National Safeguarding Policy on Vulnerable Adults should be placed on statutory basis – Murphy O’Mahony
28 February 2017
Fianna Fáil Spokesperson on Disability, Margaret Murphy O’Mahony has said that the heinous allegations of sexual and physical abuse by foster parents in the South East behoves the Government to immediately put the National Safeguarding Policy for Vulnerable Adults on a statutory basis.
The allegations unearthed by the Conan Devine and Resilience Ireland reports must ensure that this type of long term abuse never takes place again.
“What we have learned from the two reports and indeed from the disclosures from the whistleblower has shaken everyone to the core.
“The abuses perpetuated on Grace by her foster carers were heinous acts of betrayal.
“What needs to be remembered here is that they weren’t committed in some isolated situation; they took place in a supposedly State-supervised setting.
“We welcome the commitment to the establishment of the Commission of Investigation but we are urging the Government to move quickly to enable it begin its work as quickly as possible.
“While the reports have shed some light on the abuse itself, no one has taken responsibility for the unforgivable failings in the provision of State care to vulnerable children.
“It’s clear that how vulnerable children are cared for by the State needs to be reviewed.

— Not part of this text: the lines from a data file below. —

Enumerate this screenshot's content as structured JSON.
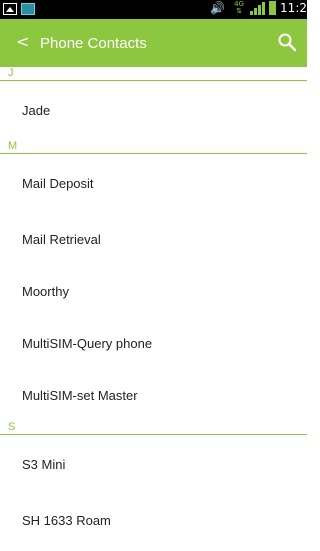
{
  "status_bar": {
    "time": "11:2",
    "network_type": "4G",
    "icons": [
      "image-icon",
      "app-icon",
      "volume-icon",
      "data-icon",
      "signal-icon",
      "battery-icon"
    ]
  },
  "action_bar": {
    "back_symbol": "<",
    "title": "Phone Contacts",
    "search_icon": "search-icon",
    "color": "#8dc63f"
  },
  "sections": [
    {
      "letter": "J",
      "contacts": [
        "Jade"
      ]
    },
    {
      "letter": "M",
      "contacts": [
        "Mail Deposit",
        "Mail Retrieval",
        "Moorthy",
        "MultiSIM-Query phone",
        "MultiSIM-set Master"
      ]
    },
    {
      "letter": "S",
      "contacts": [
        "S3 Mini",
        "SH 1633 Roam"
      ]
    }
  ]
}
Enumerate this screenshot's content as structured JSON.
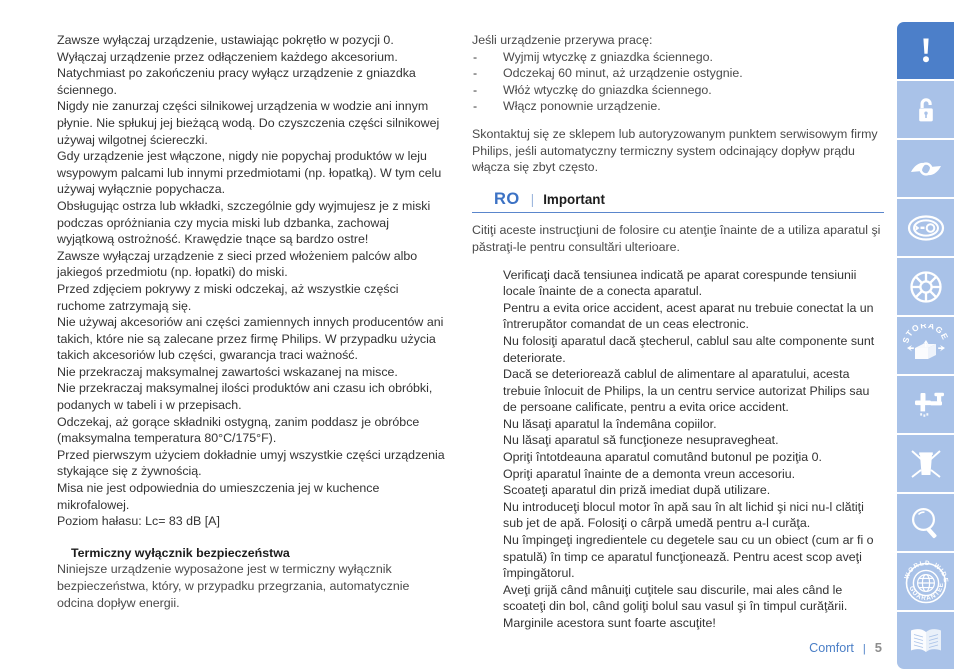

We must be 100% confident that no child being cared for by the State, or agencies on behalf of the State, are safe, and not at risk of abuse.
“The National Safeguarding Policy for Vulnerable Adult also needs to be placed on a statutory basis to ensure the highest possible safety requirements are enshrined in Irish law.
“My party spokesperson on Children, Anne Rabbitte, and I, will be seeking to meet with Tusla, the HSE, and the relevant Ministers to seek assurances on efforts being made to ensure the safety of all children, especially those with disabilities.
“This cannot be allowed to happen, and we now need to see concerted action by the Government to address the fundamental flaws in the system that allowed over 30 years of systematic abuse go unreported,” concluded Murphy O’Mahony.